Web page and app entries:

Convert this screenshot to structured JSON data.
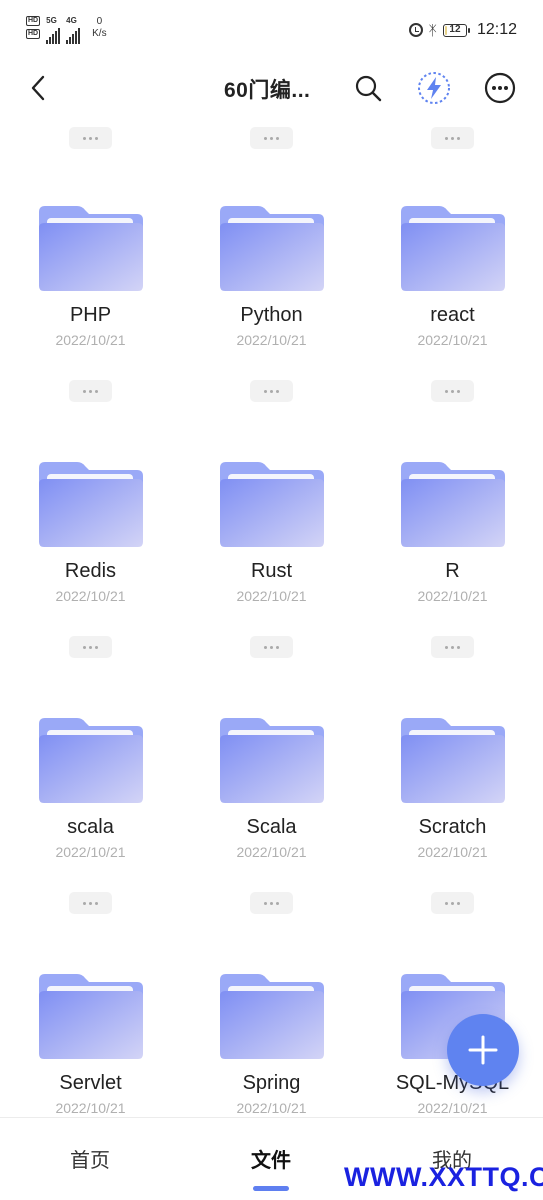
{
  "status_bar": {
    "sim1_label": "HD",
    "sim2_label": "HD",
    "net1_label": "5G",
    "net2_label": "4G",
    "speed_value": "0",
    "speed_unit": "K/s",
    "battery_level": "12",
    "time": "12:12"
  },
  "header": {
    "title": "60门编..."
  },
  "folders": {
    "top_partial_count": 3,
    "items": [
      {
        "name": "PHP",
        "date": "2022/10/21"
      },
      {
        "name": "Python",
        "date": "2022/10/21"
      },
      {
        "name": "react",
        "date": "2022/10/21"
      },
      {
        "name": "Redis",
        "date": "2022/10/21"
      },
      {
        "name": "Rust",
        "date": "2022/10/21"
      },
      {
        "name": "R",
        "date": "2022/10/21"
      },
      {
        "name": "scala",
        "date": "2022/10/21"
      },
      {
        "name": "Scala",
        "date": "2022/10/21"
      },
      {
        "name": "Scratch",
        "date": "2022/10/21"
      },
      {
        "name": "Servlet",
        "date": "2022/10/21"
      },
      {
        "name": "Spring",
        "date": "2022/10/21"
      },
      {
        "name": "SQL-MySQL",
        "date": "2022/10/21"
      }
    ]
  },
  "bottom_nav": {
    "items": [
      {
        "label": "首页",
        "active": false
      },
      {
        "label": "文件",
        "active": true
      },
      {
        "label": "我的",
        "active": false
      }
    ]
  },
  "watermark": "WWW.XXTTQ.COM",
  "colors": {
    "accent": "#5f83f0",
    "folder_back": "#9aa9f7",
    "folder_front_start": "#7f8ff3",
    "folder_front_end": "#d3d4f6"
  }
}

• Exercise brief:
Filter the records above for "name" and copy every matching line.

• Answer section:
        "name": "PHP",
        "name": "Python",
        "name": "react",
        "name": "Redis",
        "name": "Rust",
        "name": "R",
        "name": "scala",
        "name": "Scala",
        "name": "Scratch",
        "name": "Servlet",
        "name": "Spring",
        "name": "SQL-MySQL",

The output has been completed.